Clash in the Clouds is a wave-based arena game, then, where Booker and Elizabeth - now rather mute - team up to see off increasingly devilish combinations of enemies over four maps that have been modelled on, but not directly lifted from, familiar sections of Columbia. Finishing off enemies in creative ways earns points and cash - points go towards fighting your way up a leaderboard, while cash can be ploughed into weapon and vigor upgrades at the hub area you visit between waves.
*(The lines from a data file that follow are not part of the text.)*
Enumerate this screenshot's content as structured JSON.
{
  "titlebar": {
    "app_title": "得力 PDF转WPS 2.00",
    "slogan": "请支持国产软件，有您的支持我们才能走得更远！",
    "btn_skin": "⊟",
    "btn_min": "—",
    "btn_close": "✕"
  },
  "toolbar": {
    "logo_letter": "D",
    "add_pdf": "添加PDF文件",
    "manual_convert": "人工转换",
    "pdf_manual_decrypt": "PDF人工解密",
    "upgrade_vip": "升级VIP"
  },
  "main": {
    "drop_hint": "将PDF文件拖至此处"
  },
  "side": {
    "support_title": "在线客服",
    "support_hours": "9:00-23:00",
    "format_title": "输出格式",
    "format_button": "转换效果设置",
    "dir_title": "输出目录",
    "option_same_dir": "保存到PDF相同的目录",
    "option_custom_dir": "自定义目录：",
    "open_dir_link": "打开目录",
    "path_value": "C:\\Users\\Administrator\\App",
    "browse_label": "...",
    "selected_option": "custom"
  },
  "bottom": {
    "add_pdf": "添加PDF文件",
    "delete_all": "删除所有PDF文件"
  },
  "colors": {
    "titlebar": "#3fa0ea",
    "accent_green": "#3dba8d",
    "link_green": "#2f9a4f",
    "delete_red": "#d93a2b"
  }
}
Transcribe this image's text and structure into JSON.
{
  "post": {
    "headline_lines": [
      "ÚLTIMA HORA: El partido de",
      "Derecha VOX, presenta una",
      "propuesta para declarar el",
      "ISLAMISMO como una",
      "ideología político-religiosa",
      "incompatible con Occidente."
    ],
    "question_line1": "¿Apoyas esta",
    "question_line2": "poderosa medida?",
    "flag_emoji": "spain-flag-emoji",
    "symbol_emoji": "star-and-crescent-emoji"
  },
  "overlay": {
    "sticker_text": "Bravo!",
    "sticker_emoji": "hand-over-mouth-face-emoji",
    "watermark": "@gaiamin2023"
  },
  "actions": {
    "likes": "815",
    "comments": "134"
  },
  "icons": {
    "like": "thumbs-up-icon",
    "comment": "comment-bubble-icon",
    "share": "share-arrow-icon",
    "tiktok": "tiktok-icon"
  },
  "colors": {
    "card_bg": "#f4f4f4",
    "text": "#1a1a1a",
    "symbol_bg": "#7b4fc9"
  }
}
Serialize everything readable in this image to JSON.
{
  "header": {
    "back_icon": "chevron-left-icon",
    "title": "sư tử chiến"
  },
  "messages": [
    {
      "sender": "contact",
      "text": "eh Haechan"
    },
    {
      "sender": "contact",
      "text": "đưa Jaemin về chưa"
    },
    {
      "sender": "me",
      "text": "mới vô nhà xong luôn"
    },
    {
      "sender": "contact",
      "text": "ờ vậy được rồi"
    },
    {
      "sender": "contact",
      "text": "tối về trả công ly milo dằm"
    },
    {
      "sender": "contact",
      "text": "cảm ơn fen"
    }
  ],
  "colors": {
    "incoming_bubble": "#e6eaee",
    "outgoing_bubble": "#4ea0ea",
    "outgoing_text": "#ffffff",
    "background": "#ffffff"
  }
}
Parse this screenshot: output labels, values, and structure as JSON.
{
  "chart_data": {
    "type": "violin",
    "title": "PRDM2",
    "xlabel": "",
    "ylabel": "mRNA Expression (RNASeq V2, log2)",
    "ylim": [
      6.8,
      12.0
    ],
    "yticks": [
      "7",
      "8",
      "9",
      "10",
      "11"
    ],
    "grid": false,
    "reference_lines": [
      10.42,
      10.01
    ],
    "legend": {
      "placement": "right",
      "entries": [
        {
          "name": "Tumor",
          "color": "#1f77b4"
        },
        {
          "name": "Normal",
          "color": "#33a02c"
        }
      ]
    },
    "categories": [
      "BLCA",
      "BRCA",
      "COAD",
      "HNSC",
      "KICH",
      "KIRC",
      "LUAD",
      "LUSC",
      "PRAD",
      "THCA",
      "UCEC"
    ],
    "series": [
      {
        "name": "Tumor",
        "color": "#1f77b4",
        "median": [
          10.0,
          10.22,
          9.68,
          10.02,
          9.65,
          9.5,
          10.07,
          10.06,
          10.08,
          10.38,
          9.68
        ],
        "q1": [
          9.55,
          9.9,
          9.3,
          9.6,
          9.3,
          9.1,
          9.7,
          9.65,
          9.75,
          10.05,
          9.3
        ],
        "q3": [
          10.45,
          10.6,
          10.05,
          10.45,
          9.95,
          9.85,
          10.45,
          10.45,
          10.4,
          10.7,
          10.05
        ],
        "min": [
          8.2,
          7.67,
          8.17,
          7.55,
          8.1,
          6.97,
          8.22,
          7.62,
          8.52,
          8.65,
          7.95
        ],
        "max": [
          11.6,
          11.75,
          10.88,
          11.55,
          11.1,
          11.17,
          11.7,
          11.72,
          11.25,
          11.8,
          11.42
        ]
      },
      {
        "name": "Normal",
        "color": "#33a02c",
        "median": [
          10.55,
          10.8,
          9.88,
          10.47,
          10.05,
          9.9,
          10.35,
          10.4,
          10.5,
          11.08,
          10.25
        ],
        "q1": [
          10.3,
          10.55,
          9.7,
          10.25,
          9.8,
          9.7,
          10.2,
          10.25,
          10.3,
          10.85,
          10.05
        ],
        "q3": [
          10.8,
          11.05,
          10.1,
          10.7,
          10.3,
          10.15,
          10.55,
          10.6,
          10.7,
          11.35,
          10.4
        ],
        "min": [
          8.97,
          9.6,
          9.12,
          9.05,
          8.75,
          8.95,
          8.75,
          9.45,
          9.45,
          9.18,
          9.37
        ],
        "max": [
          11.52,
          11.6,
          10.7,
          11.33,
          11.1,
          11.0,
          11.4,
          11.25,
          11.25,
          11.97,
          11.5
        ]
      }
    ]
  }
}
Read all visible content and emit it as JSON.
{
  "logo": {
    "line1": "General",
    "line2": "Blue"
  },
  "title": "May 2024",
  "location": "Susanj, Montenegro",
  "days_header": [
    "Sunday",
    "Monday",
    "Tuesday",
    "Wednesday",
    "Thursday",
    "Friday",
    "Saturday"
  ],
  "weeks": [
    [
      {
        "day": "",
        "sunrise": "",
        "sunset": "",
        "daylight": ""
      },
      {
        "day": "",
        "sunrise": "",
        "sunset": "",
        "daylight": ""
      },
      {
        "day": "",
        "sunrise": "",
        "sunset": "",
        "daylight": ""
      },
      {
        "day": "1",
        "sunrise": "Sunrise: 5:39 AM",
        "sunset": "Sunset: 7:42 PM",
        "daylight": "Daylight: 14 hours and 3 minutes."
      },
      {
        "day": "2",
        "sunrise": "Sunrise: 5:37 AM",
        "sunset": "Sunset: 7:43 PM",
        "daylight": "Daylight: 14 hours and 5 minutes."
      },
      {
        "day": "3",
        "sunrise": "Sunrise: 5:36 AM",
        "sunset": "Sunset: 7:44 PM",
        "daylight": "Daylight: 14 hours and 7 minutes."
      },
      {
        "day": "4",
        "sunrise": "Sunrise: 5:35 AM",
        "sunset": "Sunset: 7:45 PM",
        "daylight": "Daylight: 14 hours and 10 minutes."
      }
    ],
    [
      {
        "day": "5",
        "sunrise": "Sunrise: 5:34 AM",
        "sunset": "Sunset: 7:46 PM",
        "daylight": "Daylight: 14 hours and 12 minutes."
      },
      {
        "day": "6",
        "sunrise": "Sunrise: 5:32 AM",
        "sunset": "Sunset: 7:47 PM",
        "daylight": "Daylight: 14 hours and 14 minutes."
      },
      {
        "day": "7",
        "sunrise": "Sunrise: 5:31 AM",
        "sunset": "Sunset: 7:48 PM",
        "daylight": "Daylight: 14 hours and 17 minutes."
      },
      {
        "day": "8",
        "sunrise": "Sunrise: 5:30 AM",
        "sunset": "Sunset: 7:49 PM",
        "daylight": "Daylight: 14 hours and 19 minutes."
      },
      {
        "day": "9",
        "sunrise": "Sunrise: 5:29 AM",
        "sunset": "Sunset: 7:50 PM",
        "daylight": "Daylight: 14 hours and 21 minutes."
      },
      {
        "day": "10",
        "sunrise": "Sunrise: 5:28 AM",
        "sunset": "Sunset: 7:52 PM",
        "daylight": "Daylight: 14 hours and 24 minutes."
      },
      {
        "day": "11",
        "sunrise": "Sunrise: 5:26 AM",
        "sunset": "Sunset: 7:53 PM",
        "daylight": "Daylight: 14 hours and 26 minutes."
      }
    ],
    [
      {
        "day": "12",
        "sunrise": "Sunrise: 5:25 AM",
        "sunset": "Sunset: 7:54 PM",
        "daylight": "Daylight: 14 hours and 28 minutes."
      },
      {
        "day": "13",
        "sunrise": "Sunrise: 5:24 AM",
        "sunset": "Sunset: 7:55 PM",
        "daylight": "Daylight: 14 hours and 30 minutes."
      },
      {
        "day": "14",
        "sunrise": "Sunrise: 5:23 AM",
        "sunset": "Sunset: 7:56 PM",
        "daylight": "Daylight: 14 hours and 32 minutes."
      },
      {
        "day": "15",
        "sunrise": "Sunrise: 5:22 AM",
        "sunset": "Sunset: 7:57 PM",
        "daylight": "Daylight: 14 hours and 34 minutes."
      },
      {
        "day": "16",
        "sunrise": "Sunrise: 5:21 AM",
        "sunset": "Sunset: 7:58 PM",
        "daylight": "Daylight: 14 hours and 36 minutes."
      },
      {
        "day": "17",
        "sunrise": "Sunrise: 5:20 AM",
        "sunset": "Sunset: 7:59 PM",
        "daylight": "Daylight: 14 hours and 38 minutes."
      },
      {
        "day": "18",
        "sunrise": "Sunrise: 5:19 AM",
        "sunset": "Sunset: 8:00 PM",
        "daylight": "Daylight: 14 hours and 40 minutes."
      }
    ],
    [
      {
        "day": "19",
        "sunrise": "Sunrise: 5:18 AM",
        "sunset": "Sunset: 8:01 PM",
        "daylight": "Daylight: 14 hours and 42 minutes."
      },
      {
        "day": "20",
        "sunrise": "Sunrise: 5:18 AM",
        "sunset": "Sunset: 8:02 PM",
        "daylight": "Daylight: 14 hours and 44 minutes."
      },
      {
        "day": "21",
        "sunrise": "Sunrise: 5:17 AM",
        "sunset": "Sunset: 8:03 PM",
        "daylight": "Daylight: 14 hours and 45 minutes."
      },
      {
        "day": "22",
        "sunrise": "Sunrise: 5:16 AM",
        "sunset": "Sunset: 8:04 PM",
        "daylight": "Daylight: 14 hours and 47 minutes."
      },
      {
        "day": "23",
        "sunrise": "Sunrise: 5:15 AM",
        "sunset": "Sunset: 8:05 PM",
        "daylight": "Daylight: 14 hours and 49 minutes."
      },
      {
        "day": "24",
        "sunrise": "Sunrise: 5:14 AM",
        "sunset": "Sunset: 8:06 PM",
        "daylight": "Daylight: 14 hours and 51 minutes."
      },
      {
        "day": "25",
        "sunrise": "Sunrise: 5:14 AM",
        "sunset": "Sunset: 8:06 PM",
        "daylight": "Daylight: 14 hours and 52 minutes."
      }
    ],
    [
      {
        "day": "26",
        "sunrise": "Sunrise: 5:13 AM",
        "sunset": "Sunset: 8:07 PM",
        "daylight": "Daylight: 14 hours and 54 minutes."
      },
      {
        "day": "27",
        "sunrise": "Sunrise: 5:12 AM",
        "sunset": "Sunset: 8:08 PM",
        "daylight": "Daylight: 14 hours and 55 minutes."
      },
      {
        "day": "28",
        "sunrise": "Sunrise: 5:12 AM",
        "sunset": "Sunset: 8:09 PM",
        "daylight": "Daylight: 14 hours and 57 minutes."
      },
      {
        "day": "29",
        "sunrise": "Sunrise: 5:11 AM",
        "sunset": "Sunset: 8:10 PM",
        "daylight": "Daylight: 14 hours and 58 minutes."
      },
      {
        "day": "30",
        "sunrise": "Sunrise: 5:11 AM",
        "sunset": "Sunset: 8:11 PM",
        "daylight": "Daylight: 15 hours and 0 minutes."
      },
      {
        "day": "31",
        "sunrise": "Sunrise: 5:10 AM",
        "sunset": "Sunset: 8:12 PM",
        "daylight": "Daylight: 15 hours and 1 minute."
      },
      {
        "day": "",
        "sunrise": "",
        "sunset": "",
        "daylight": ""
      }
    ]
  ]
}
It would be hard not to begin with Elizabeth. Your computer-controlled female co-star is convincing enough that she becomes one of the most normal things in BioShock Infinite, a tightly wound first-person shooter where you summon fire and lightning from your fingertips as you fight your way through an impossible city suspended in the clouds. And like Andrew Ryan - the idealist who built Rapture, the city under the ocean that dominated the first BioShock - she is a constant presence.
Before you meet her, the game is all about her. She is the daughter of Zachary Comstock, a self-styled prophet who has transformed veneration of America's Founding Fathers into a supremacist cult, and who conceived the floating city of Columbia as a new Ark to carry his followers away from "the Sodom below" - the United States of America. As Booker DeWitt, a former soldier and strike-breaker with a troubled past, you have been sent to this new Eden to retrieve her and take her to New York.
Once you meet her, the game is all about her. She has been kept in a tower for almost her entire life, reading endless books and trying to understand a strange power she has to open 'tears' in the fabric of reality. When you set her free, everything is new to her, and because believable companions are still so rare in video games, you share her sense of wonder as she dances with strangers on a beach or brings fruit to a frightened child cowering under a stair. She never gets in your way, and while it becomes apparent from time to time that she is being subtly teleported around out of sight to fit the circumstances of your behaviour, you dismiss any sense of her artificiality as quickly as you would deja vu.